This photo taken on March 14, 2018 shows a live tarantula crawling across a man's shirt with a Cambodian flag at Skun town in Kampong Cham province.
While a plate piled high with hairy, palm-sized tarantulas is the stuff of nightmares for some, these garlic fried spiders are a coveted treat in Cambodia, where the only fear is that they may soon vanish due to deforestation and unchecked hunting. / AFP PHOTO / TANG CHHIN Sothy / TO GO WITH AFP STORY: CAMBODIA-LIFESTYLE-TARANTULAS-TOURISM-ENVIRONMENT-FOOD; Feature by SUY SE        (Photo credit should read TANG CHHIN SOTHY/AFP via Getty Images)

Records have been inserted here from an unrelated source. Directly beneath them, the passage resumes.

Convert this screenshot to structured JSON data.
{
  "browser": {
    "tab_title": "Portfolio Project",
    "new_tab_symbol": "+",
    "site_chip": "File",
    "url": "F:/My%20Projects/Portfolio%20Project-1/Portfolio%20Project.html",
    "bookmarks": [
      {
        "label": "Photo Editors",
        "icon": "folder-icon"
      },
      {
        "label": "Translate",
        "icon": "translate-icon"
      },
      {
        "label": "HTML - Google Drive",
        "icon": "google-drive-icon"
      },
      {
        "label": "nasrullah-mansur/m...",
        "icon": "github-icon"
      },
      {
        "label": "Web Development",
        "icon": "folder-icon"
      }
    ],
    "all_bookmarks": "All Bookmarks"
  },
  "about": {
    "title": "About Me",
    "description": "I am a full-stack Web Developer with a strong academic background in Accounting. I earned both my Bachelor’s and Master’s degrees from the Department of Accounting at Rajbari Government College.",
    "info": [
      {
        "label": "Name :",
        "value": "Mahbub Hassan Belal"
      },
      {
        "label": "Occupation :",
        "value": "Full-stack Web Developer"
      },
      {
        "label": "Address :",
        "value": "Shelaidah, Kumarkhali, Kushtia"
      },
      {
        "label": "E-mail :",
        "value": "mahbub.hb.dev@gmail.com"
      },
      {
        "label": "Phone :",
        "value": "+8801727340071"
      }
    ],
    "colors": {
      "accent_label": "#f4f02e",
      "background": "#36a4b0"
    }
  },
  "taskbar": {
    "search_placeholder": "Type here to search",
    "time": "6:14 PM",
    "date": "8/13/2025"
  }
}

Tarantula Doughnut Tapas Are The Height Of Elegance In Cambodia
By Nick Johnson
The idea of including insects in haute cuisine might be surprising to some, but insects are actually eaten by around two billion people worldwide. There’s even a restaurant in Siem Reap, Cambodia, that can cook you an eight-legged entrée so delicious it'll make you think twice about the entire practice of eating insects.
The Bugs Cafe was founded by a French expatriate and a local Cambodian chef, and boasts a wide array of insect dishes like feta and tarantula samosas and the Bug Mac, which is exactly what it sounds like. However, the star of the show is undoubtedly the tarantula tempura doughnut — a fried spider that’s apparently reminiscent of soft-shell crab.
When preparing this arachnid appetizer, the first step is to thoroughly wash the spider before breading the bug and frying it in a pot full of hot oil. The breading covers up the flavor of the tarantula, which results in a unique and enjoyable taste; unfortunately, the Bugs Cafe has been closed since 2020, so you may have to fill your tarantula cravings elsewhere.